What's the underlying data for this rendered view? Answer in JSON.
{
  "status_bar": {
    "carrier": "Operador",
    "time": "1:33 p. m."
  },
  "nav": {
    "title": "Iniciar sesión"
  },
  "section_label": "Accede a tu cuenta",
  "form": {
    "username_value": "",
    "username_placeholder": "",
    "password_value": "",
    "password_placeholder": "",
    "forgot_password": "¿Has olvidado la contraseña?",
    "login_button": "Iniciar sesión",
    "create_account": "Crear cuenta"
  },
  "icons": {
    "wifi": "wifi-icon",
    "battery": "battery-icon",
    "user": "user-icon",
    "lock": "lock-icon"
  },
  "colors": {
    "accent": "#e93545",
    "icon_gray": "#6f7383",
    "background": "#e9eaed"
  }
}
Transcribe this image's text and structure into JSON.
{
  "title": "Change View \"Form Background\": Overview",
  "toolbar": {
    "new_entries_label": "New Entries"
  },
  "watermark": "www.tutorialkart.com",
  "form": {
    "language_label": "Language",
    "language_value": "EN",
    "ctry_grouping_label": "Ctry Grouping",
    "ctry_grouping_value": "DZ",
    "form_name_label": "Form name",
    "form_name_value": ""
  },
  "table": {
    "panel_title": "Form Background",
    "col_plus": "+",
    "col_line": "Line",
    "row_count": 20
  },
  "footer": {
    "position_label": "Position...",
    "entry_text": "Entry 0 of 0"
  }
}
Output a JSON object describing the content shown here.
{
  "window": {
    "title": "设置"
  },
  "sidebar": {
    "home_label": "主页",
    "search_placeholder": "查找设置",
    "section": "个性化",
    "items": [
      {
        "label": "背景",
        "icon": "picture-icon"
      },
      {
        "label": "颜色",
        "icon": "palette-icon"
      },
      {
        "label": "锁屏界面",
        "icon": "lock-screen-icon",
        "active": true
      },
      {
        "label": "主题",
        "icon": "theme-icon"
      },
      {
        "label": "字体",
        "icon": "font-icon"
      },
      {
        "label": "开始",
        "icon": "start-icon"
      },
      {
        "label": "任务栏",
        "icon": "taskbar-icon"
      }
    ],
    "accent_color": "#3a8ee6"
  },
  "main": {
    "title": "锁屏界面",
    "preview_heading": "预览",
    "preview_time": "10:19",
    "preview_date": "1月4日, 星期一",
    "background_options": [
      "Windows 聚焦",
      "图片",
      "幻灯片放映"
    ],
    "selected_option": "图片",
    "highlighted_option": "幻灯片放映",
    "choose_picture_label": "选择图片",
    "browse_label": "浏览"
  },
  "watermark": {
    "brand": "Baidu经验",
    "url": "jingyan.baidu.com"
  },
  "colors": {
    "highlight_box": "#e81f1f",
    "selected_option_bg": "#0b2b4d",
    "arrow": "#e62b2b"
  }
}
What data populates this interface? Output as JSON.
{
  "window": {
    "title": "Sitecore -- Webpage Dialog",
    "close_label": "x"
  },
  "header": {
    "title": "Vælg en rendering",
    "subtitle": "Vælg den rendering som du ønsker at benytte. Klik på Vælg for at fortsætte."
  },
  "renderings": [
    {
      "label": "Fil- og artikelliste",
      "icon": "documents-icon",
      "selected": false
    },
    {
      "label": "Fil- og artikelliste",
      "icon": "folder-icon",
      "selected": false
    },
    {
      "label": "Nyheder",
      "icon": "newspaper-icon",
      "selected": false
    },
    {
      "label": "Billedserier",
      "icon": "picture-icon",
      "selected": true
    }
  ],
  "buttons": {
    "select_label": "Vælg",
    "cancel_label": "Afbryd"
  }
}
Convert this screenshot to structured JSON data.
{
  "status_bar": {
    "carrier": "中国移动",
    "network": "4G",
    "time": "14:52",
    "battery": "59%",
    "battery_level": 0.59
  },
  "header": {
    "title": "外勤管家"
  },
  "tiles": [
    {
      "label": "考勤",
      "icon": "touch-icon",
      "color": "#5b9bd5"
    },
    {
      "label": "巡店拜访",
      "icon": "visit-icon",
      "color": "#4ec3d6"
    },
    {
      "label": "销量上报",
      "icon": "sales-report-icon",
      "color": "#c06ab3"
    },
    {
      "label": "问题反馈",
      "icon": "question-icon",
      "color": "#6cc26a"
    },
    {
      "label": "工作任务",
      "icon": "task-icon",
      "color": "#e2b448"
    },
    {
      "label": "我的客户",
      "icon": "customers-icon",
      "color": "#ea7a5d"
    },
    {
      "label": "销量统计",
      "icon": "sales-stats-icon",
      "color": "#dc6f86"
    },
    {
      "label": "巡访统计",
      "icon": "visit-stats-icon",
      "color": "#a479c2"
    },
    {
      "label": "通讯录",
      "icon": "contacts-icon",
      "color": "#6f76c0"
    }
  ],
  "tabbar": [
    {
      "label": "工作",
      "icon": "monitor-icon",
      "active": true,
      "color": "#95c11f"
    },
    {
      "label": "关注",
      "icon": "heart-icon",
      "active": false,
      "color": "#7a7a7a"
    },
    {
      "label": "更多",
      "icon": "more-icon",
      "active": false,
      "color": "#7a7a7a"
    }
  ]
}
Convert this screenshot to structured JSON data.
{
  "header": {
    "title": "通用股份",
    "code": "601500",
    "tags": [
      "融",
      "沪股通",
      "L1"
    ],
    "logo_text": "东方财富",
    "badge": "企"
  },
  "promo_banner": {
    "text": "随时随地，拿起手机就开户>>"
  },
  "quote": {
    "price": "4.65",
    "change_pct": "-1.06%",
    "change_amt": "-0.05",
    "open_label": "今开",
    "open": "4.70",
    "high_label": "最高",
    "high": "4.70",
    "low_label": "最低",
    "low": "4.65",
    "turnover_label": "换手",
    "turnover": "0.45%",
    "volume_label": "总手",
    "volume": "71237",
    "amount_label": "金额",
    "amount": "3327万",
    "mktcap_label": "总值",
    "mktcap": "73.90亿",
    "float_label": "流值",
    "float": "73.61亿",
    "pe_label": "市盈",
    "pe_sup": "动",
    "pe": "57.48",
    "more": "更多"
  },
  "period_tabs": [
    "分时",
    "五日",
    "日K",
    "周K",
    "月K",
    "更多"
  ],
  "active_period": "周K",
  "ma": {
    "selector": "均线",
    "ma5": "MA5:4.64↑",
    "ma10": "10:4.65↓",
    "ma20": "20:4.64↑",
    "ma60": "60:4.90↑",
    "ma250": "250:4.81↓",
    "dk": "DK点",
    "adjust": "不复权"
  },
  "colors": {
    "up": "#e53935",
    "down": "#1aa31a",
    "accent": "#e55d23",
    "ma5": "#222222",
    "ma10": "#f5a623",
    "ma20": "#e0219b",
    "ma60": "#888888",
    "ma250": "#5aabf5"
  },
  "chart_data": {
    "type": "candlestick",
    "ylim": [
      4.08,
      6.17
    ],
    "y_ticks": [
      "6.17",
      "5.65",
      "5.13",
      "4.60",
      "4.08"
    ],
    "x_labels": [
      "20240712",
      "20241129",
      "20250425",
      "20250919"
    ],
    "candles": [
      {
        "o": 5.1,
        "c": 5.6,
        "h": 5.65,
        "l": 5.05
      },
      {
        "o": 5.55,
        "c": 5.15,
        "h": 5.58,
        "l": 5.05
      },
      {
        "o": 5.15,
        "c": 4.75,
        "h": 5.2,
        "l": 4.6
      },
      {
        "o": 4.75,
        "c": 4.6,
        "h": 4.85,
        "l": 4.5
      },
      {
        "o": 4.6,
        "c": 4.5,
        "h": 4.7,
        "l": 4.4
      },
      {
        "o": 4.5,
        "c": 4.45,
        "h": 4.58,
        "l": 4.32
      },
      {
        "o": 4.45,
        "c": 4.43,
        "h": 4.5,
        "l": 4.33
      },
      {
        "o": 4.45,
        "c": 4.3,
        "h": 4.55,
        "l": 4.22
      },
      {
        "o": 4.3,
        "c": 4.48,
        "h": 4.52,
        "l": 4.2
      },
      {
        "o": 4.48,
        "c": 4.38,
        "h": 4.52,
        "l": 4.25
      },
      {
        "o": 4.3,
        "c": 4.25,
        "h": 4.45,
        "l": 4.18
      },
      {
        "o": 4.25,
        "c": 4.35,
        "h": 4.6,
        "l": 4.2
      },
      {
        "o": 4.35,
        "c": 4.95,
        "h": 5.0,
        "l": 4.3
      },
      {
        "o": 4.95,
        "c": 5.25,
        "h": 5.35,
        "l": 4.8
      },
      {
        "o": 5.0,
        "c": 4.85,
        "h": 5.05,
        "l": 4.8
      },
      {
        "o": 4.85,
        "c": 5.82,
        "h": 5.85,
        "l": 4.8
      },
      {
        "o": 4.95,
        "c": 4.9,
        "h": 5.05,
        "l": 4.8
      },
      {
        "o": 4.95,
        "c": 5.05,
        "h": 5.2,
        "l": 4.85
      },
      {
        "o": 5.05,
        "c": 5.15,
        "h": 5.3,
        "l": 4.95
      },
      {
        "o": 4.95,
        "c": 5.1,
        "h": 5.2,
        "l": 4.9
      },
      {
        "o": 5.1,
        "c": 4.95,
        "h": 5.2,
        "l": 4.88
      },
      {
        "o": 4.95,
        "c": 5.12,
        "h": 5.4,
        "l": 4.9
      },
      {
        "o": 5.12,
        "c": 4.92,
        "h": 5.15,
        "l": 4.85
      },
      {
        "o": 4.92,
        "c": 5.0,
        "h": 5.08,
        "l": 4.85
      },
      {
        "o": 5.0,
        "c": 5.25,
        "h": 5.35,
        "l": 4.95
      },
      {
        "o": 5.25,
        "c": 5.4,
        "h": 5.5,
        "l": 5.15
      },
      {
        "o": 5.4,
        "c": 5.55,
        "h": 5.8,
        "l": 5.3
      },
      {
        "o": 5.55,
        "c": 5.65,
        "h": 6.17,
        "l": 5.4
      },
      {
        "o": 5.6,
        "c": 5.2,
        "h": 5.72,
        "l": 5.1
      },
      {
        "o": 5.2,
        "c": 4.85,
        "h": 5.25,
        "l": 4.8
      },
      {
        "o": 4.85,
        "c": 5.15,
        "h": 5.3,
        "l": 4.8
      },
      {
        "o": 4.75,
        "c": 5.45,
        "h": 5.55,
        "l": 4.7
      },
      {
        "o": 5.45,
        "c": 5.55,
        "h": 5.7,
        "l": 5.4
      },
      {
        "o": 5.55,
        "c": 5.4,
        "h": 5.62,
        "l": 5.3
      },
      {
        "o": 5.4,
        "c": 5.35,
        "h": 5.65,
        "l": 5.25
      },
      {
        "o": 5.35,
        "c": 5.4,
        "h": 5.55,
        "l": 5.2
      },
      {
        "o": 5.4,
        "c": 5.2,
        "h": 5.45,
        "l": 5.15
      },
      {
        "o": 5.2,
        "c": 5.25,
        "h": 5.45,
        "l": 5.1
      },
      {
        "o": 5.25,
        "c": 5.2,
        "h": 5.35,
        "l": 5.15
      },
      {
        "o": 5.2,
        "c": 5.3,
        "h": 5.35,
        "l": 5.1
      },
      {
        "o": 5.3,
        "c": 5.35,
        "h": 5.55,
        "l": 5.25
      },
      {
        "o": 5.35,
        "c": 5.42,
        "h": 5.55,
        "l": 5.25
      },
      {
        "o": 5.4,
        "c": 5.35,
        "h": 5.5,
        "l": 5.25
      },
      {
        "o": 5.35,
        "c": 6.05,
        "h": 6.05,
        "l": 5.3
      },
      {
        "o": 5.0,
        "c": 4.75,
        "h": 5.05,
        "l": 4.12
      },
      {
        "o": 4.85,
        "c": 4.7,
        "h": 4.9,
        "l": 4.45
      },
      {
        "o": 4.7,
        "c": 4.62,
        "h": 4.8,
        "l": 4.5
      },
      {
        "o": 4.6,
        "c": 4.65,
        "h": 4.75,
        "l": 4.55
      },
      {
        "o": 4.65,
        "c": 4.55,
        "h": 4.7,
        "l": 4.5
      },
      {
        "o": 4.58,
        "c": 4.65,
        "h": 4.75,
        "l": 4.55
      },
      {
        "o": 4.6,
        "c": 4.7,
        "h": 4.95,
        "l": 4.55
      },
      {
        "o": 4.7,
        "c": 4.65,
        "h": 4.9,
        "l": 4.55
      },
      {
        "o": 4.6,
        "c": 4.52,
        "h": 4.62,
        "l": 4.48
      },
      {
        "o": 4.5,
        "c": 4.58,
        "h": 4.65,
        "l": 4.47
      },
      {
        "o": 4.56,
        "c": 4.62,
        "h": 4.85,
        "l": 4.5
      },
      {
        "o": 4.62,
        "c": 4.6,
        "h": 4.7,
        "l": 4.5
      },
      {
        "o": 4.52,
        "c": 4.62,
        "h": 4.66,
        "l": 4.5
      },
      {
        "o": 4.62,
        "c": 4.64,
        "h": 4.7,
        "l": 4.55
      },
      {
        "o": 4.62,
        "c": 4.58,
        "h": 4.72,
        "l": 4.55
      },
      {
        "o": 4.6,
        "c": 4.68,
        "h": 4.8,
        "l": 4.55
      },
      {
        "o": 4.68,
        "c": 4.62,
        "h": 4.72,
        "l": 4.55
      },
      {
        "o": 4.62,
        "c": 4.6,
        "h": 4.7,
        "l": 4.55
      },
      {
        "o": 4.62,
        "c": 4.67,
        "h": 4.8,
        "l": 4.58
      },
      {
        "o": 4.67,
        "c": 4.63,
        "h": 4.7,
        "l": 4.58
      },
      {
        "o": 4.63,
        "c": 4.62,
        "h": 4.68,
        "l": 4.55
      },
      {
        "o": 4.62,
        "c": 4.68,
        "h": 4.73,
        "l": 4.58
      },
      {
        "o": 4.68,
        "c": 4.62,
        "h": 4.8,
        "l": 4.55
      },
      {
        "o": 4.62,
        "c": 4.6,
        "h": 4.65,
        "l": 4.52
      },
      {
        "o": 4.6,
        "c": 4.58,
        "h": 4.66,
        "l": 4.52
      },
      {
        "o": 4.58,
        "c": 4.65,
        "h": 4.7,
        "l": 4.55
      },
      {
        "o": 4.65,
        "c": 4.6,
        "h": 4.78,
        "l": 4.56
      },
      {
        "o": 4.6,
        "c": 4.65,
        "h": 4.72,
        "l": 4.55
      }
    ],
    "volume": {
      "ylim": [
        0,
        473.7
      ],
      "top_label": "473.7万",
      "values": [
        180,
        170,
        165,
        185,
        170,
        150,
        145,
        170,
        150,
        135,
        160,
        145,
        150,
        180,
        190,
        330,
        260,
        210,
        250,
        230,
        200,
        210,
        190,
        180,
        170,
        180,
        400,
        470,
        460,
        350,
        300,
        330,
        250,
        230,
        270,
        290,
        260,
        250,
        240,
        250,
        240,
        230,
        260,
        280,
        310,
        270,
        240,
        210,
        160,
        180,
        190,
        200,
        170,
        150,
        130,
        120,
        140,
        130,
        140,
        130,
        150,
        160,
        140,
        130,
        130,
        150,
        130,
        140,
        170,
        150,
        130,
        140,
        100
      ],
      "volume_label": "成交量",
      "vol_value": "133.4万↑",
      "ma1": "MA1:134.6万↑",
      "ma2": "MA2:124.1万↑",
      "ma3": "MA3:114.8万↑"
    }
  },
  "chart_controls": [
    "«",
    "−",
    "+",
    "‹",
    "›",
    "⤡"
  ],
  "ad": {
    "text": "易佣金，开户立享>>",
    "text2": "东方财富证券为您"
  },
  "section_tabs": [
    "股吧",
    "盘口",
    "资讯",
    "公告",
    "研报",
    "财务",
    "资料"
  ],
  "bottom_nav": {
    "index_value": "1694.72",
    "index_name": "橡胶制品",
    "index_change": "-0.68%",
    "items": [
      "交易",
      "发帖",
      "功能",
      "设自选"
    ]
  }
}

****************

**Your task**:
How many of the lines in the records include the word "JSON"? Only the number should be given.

**Task response**:
6